Domestic interiors and housing environments have historically been portrayed as a framing device for the representation of individuals and social groups. Drawing together a wide and eclectic collection of well known, and less familiar, works by writers including Charles Booth, Octavia Hill, James Joyce, Pat O'Mara, Rose Macaulay, Patrick Hamilton, Sam Selvon, Sarah Waters, Lynsey Hanley and Andrea Levy, the author reflects upon and challenges various myths and truisms of 'home' through an analysis of four distinct British settings: slums, boarding houses, working-class childhood homes and housing estates. Her exploration of works of social investigation, fiction and life writing leads to an intricate stock of housing tales that are inherited, shifting and always revealing about the culture of our times.

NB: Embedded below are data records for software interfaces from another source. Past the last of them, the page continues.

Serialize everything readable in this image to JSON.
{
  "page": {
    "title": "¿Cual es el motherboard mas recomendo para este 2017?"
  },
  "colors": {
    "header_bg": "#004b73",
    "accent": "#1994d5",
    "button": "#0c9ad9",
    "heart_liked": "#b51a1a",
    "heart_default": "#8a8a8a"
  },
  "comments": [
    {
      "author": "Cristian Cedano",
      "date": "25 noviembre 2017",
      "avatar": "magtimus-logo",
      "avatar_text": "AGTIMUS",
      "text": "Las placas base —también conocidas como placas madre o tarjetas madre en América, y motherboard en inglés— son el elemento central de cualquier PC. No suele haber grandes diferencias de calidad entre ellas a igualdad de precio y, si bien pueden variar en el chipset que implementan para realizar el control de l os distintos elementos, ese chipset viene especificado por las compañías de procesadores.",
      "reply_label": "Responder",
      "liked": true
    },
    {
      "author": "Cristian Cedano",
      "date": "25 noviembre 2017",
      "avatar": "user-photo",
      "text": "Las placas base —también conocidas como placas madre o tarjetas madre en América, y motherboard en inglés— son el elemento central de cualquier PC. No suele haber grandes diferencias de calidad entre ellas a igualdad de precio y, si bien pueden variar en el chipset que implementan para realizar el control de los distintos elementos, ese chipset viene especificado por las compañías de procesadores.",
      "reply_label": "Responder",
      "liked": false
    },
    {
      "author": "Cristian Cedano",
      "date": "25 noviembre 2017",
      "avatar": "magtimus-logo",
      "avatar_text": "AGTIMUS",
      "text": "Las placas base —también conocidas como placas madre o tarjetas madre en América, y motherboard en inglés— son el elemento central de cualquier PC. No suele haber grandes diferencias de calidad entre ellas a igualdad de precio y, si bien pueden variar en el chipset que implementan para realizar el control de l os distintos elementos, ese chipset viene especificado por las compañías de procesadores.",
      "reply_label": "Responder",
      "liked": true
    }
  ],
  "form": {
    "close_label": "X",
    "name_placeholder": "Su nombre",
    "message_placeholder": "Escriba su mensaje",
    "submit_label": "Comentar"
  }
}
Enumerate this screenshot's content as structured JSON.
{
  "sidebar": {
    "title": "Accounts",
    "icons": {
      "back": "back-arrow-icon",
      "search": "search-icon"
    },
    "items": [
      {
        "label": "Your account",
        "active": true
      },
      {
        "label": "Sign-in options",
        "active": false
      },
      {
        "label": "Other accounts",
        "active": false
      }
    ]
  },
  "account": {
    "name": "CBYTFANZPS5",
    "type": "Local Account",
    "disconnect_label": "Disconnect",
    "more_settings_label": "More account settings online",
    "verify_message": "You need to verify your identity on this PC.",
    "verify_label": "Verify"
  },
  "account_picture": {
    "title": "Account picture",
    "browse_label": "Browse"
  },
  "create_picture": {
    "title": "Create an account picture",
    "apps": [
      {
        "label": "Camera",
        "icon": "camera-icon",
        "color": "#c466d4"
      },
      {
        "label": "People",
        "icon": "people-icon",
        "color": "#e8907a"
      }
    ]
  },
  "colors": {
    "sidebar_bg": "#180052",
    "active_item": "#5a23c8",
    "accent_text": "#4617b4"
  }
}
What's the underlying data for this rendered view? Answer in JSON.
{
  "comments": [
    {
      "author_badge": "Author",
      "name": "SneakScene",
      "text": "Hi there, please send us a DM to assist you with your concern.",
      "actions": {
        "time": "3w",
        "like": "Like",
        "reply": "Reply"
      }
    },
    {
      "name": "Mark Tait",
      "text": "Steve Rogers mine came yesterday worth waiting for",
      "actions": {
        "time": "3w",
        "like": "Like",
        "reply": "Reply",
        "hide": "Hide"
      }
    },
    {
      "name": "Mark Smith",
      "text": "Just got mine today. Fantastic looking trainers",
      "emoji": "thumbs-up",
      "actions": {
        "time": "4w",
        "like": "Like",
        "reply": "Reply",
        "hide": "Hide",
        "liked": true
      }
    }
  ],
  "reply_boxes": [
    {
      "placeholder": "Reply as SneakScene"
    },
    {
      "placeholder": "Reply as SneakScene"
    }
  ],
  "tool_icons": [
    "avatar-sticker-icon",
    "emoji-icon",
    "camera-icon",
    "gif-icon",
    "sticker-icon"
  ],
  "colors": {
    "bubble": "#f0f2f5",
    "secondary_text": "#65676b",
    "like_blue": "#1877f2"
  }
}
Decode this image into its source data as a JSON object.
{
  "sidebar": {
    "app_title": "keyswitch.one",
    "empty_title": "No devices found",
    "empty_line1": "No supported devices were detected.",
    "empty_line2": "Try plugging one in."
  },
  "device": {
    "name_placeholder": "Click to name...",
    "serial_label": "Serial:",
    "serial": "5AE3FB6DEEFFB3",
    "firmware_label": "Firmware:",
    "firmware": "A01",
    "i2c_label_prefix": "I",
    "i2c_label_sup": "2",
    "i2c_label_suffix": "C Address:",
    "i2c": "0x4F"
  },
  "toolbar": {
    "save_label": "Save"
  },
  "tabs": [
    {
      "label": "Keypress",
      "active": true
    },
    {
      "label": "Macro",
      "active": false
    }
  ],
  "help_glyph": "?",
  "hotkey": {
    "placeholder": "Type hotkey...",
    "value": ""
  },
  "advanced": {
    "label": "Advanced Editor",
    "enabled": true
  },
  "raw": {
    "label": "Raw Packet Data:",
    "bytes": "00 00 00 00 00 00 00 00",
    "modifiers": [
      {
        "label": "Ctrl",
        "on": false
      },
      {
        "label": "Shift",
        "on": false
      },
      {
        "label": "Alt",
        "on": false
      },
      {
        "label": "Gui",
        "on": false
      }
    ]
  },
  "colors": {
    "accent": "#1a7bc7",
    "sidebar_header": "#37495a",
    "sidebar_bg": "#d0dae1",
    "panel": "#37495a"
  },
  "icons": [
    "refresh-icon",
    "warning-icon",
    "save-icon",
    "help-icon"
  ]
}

This book seeks to demonstrate how depictions of domestic space - in literature, history and other cultural forms - tell powerful and unexpected stories of class, gender, social belonging and exclusion.
|Publisher:||Cambridge University Press|
|Product dimensions:||5.98(w) x 8.98(h) x 0.71(d)|
About the Author
Emily Cuming is Research Fellow in the School of English at the University of Leeds.
Table of ContentsIntroduction; 1. Slums: reading and writing the dwellings of the urban poor; 2. Boarding and lodging houses: at home with strangers; 3. Unhomely homes: life writing of the postwar 'scholarship' generation; 4. Estates: social housing in twentieth- and twenty-first-century literature and culture; Conclusion: housing questions.